**TRY IT:**
Go line by line through the records below. Copy whichever lines contain the string "background".

**RECORDED INFORMATION:**
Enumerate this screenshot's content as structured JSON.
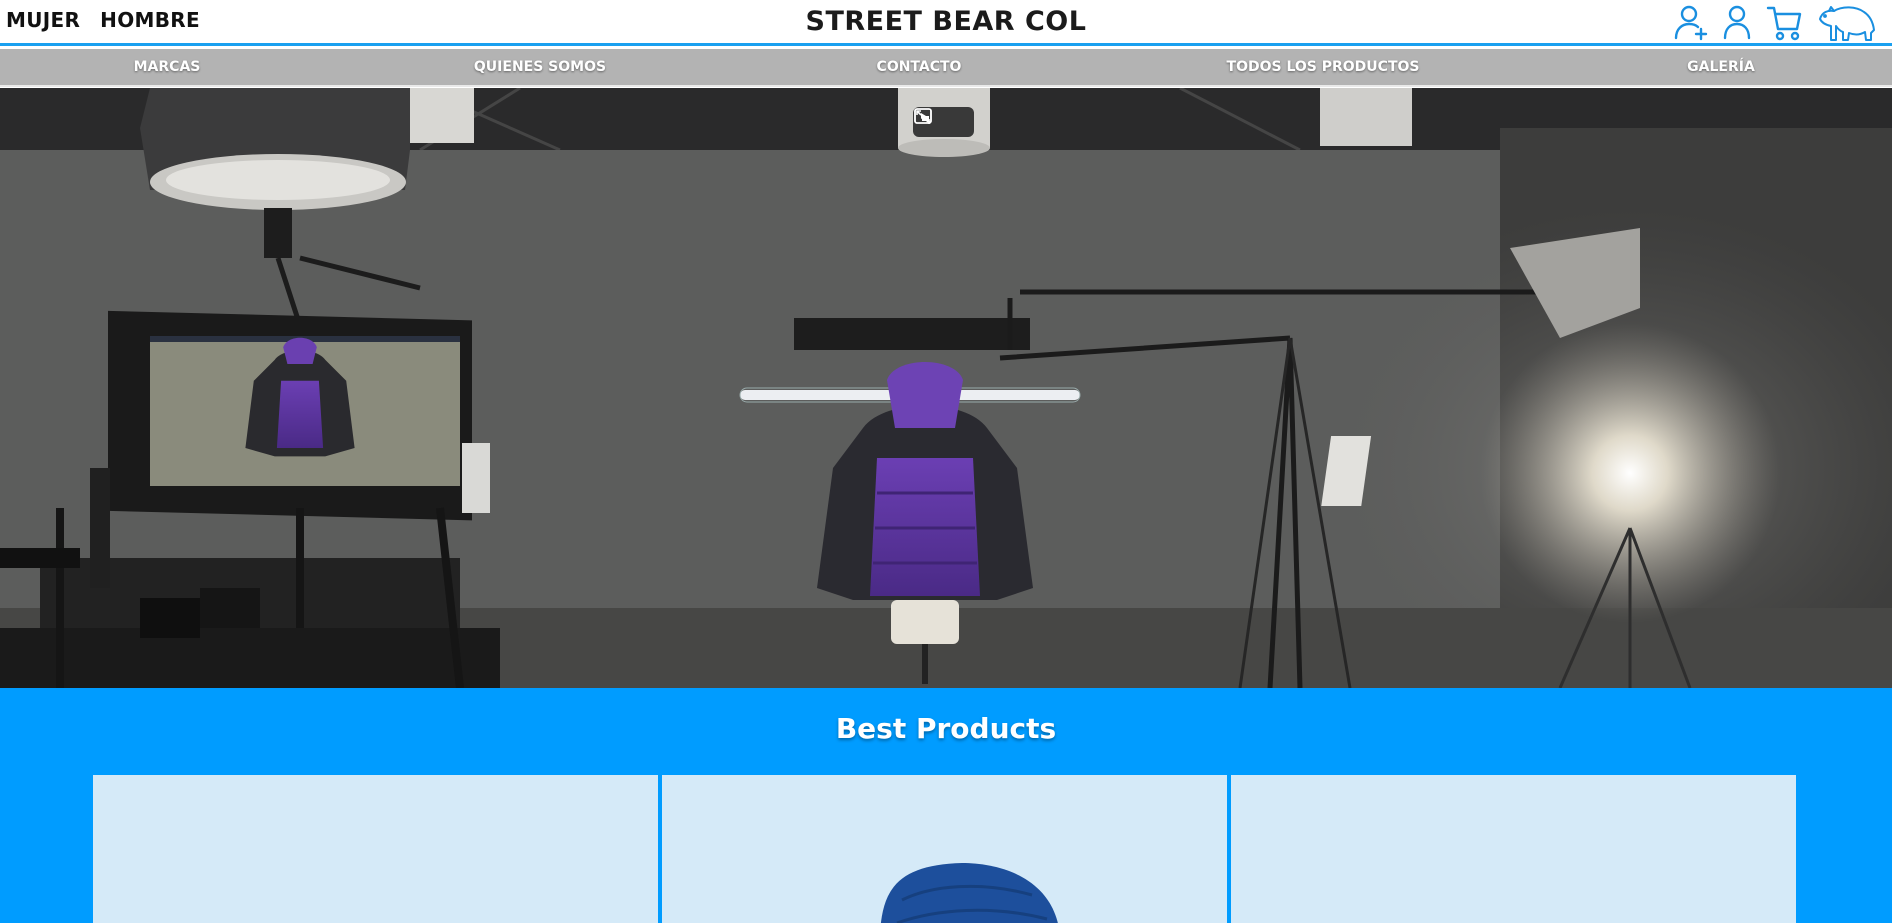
{
  "header": {
    "gender_links": [
      "MUJER",
      "HOMBRE"
    ],
    "brand": "STREET BEAR COL",
    "icons": [
      "add-user-icon",
      "user-icon",
      "cart-icon",
      "polar-bear-logo"
    ],
    "accent_color": "#1aa0f0"
  },
  "nav": {
    "items": [
      "MARCAS",
      "QUIENES SOMOS",
      "CONTACTO",
      "TODOS LOS PRODUCTOS",
      "GALERÍA"
    ],
    "background": "#b3b3b3"
  },
  "hero": {
    "media": "studio video",
    "controls": [
      "picture-in-picture-icon",
      "video-options-icon"
    ]
  },
  "products": {
    "title": "Best Products",
    "background": "#009cff",
    "cards": [
      {
        "image": ""
      },
      {
        "image": "blue-jacket"
      },
      {
        "image": ""
      }
    ]
  }
}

**YOUR SOLUTION:**
    "background": "#b3b3b3"
    "background": "#009cff",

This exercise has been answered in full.